Don't send reject emails because we don't do that. That is a bad practice. If you have been in this "rodeo" for so long, then you have seen the same faces over and over. If you ghost a candidate, then most likely, the candidate will hate and distrust you, and he/she will be less willing to go to another interview with you.
Rorschach tests (yes, some interviewers still use it)
Draw a tree/etc.
Don't talk about money. If you are an interviewer, then you know the budget, so if the candidate fits in the job, then you must give him THE NUMBER, plus the other perks (a remote job is a nice perk). A bold interviewer starts with a fixed number.
Don't be cheap. If the company gives you a budget of $50-$150 (it is just an example), then you must never ever go to the lower price. You are not a slave master, you are an interviewer, and you want to hire the best in the budget, not the cheapest one (who is usually the worst one of the guys that will jump to a better job). So, if the budget is between $50-150, then go for $100-150, commonly $120, so you can lower if the candidate hasn't enough experience and raise it if is the best candidate.
Multi-round interview. <-- why?
The selling point
Your pool of candidates is your strength. You want to have the most candidates. It's horrible when you want to hire somebody that you are unable to find a candidate, and it happens, a lot of times, especially for specialist jobs.
Be fast and personal. For example, X company wants to hire a new HVAC technician. If you spend an hour per candidate, then you could interview at most 8 candidates per day. Time is ticking and most likely the company wants the candidate for yesterday. Instead, if you do a 15-minute interview, then you could interview more than 30 candidates per day. So, in a single day, you can make a decision and everybody will be happy: your company, you, and the candidate. And don't forget to contact the rejected candidates. Remember, they are your strength. Even the rejected ones could be useful in the future, including cheaters/liars.
How to do a good interview.
Be personal and humble. Offer him/her something to drink.
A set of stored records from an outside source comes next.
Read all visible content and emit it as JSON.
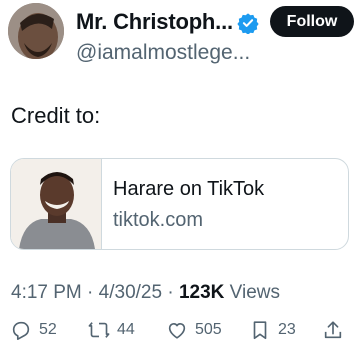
{
  "author": {
    "display_name": "Mr. Christoph...",
    "handle": "@iamalmostlege...",
    "follow_label": "Follow"
  },
  "tweet": {
    "text": "Credit to:"
  },
  "link_card": {
    "title": "Harare on TikTok",
    "domain": "tiktok.com"
  },
  "meta": {
    "time": "4:17 PM",
    "separator_1": " · ",
    "date": "4/30/25",
    "separator_2": " · ",
    "views_count": "123K",
    "views_label": " Views"
  },
  "actions": {
    "replies": "52",
    "reposts": "44",
    "likes": "505",
    "bookmarks": "23"
  },
  "colors": {
    "text_primary": "#0f1419",
    "text_secondary": "#536471",
    "verified_blue": "#1d9bf0",
    "border": "#cfd9de"
  },
  "icons": [
    "verified-badge-icon",
    "reply-icon",
    "repost-icon",
    "like-icon",
    "bookmark-icon",
    "share-icon"
  ]
}
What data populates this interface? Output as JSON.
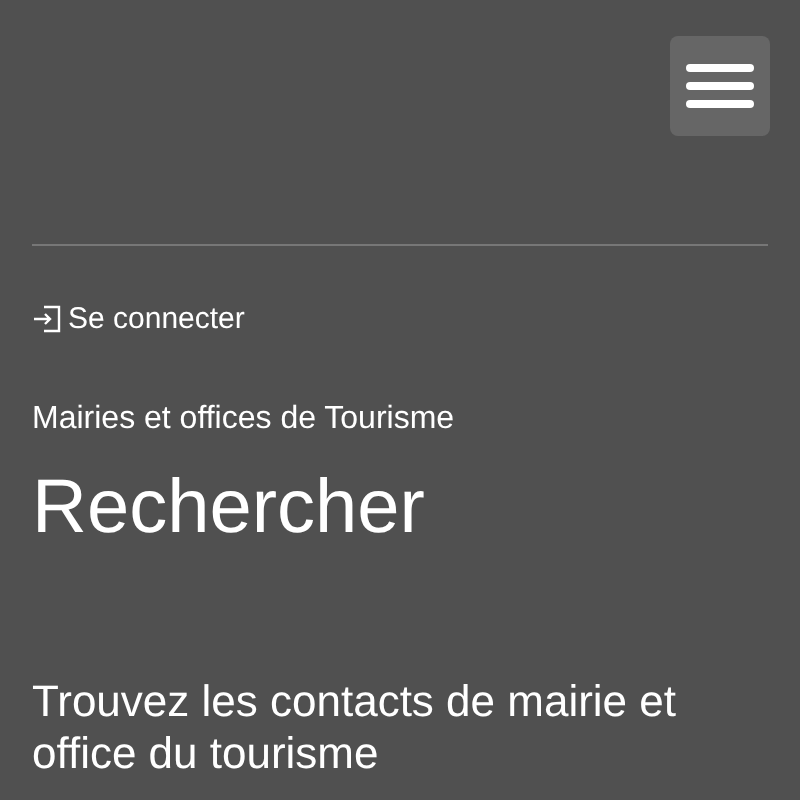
{
  "login_link": {
    "label": "Se connecter"
  },
  "breadcrumb": "Mairies et offices de Tourisme",
  "title": "Rechercher",
  "section_heading": "Trouvez les contacts de mairie et office du tourisme"
}
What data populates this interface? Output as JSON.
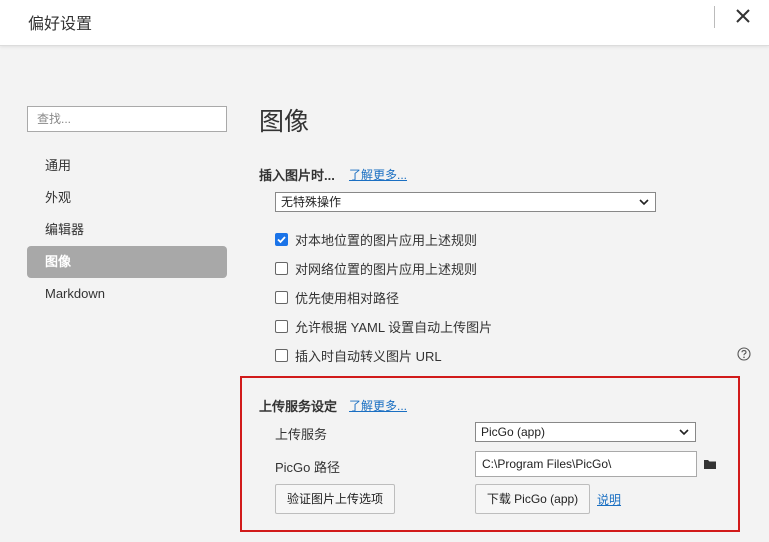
{
  "window": {
    "title": "偏好设置"
  },
  "sidebar": {
    "search_placeholder": "查找...",
    "items": [
      {
        "label": "通用",
        "active": false
      },
      {
        "label": "外观",
        "active": false
      },
      {
        "label": "编辑器",
        "active": false
      },
      {
        "label": "图像",
        "active": true
      },
      {
        "label": "Markdown",
        "active": false
      }
    ]
  },
  "main": {
    "title": "图像",
    "insert": {
      "label": "插入图片时...",
      "learn_more": "了解更多...",
      "select_value": "无特殊操作"
    },
    "options": [
      {
        "label": "对本地位置的图片应用上述规则",
        "checked": true
      },
      {
        "label": "对网络位置的图片应用上述规则",
        "checked": false
      },
      {
        "label": "优先使用相对路径",
        "checked": false
      },
      {
        "label": "允许根据 YAML 设置自动上传图片",
        "checked": false
      },
      {
        "label": "插入时自动转义图片 URL",
        "checked": false
      }
    ],
    "upload": {
      "label": "上传服务设定",
      "learn_more": "了解更多...",
      "service_label": "上传服务",
      "service_value": "PicGo (app)",
      "path_label": "PicGo 路径",
      "path_value": "C:\\Program Files\\PicGo\\",
      "verify_button": "验证图片上传选项",
      "download_button": "下载 PicGo (app)",
      "help_link": "说明"
    }
  }
}
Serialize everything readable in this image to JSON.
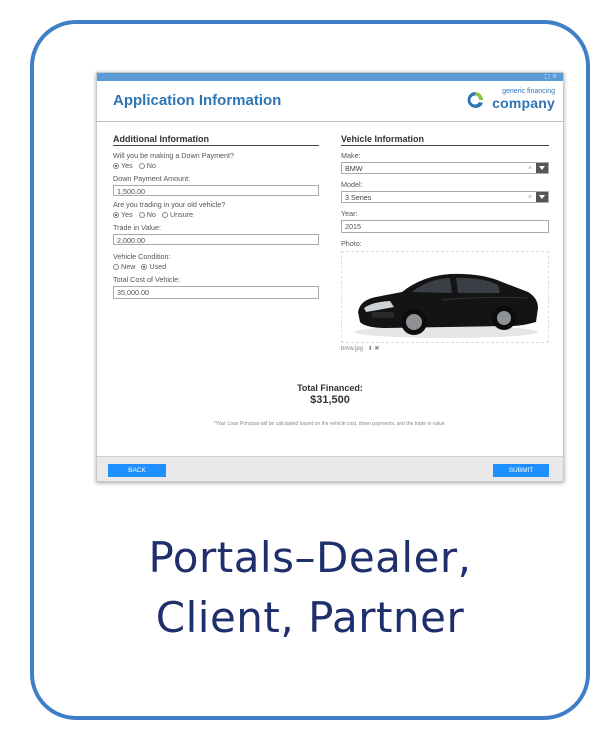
{
  "window": {
    "controls": "□ ✕"
  },
  "header": {
    "title": "Application Information",
    "logo_small": "generic financing",
    "logo_big": "company"
  },
  "additional": {
    "section_title": "Additional Information",
    "down_payment_question": "Will you be making a Down Payment?",
    "down_payment_options": [
      "Yes",
      "No"
    ],
    "down_payment_selected": "Yes",
    "down_payment_amount_label": "Down Payment Amount:",
    "down_payment_amount_value": "1,500.00",
    "trade_question": "Are you trading in your old vehicle?",
    "trade_options": [
      "Yes",
      "No",
      "Unsure"
    ],
    "trade_selected": "Yes",
    "trade_value_label": "Trade in Value:",
    "trade_value_value": "2,000.00",
    "condition_label": "Vehicle Condition:",
    "condition_options": [
      "New",
      "Used"
    ],
    "condition_selected": "Used",
    "total_cost_label": "Total Cost of Vehicle:",
    "total_cost_value": "35,000.00"
  },
  "vehicle": {
    "section_title": "Vehicle Information",
    "make_label": "Make:",
    "make_value": "BMW",
    "model_label": "Model:",
    "model_value": "3 Series",
    "year_label": "Year:",
    "year_value": "2015",
    "photo_label": "Photo:",
    "photo_filename": "bmw.jpg",
    "clear_glyph": "×",
    "photo_actions": "⬇ ✖"
  },
  "summary": {
    "total_label": "Total Financed:",
    "total_value": "$31,500",
    "note": "*Your Loan Principal will be calculated based on the vehicle cost, down payments, and the trade in value."
  },
  "footer": {
    "back_label": "BACK",
    "submit_label": "SUBMIT"
  },
  "caption": {
    "line1": "Portals–Dealer,",
    "line2": "Client, Partner"
  },
  "colors": {
    "accent": "#2e75b6",
    "button": "#1e90ff",
    "border": "#3f7fc7",
    "caption": "#1f2f6b"
  }
}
That is not a position, that is a strategy.
Ask the regular questions, but remember, to be fast and short.
Ask technical questions. Are you clueless about the job? It is not a problem. Just ask who asks the job for a couple of questions or go for the Internet. For example, to hire an HVAC technician. What the hell is HVAC? Go to the internet and see it by yourself. Example the next image: So, an HVAC technician is required to use tools, work in the ceiling, use safety measures, and maybe a certification. You have a lot of questions.
Remember: you are the interviewer, so the candidate must explain their job. For example: the HVAC: "So, you use a gauge thing tool, what does it do?
Bad answer: I don't know... (or a short and generic answer).
Good answer: That is a pressure meter, it does... (the more technical the answer, then the better the candidate, why? If the candidate loves his job, then it is exactly who you want to hire, and he or she will talk alot about it). Later you can check its validity on the Internet.
Ask personal questions. Just keep it professional. Some questions can be considered as "illegal". but you must ask for it regardless of its legality. Just ask politely and voluntarily. YOU MUST ASK FOR IT.
You must look and his/her face.
Ask a cueball question: It is because you want to weed out cheaters. Example: "Do you know the brand of HVAC Texan-Star?". (that company does not exist, so any question other than "I don't know" or "there are many companies", is invalid.)
If you have +1000 candidates, then you WILL NOT INTERVIEW them all. Nobody does but when many interviewers claim they do. It is a lie. Nobody will read 1000 resumes. So, pick the first 100 and do your job.
Now, if you really want to interview +1000 candidates (for example to hire 200 workers for a new Mall), then use technology. Add a Google Forms (or Microsoft Forms), ask them to fill the form (make it simpler), and save the info on a sheet. Then, filter, filter, and pick your candidates.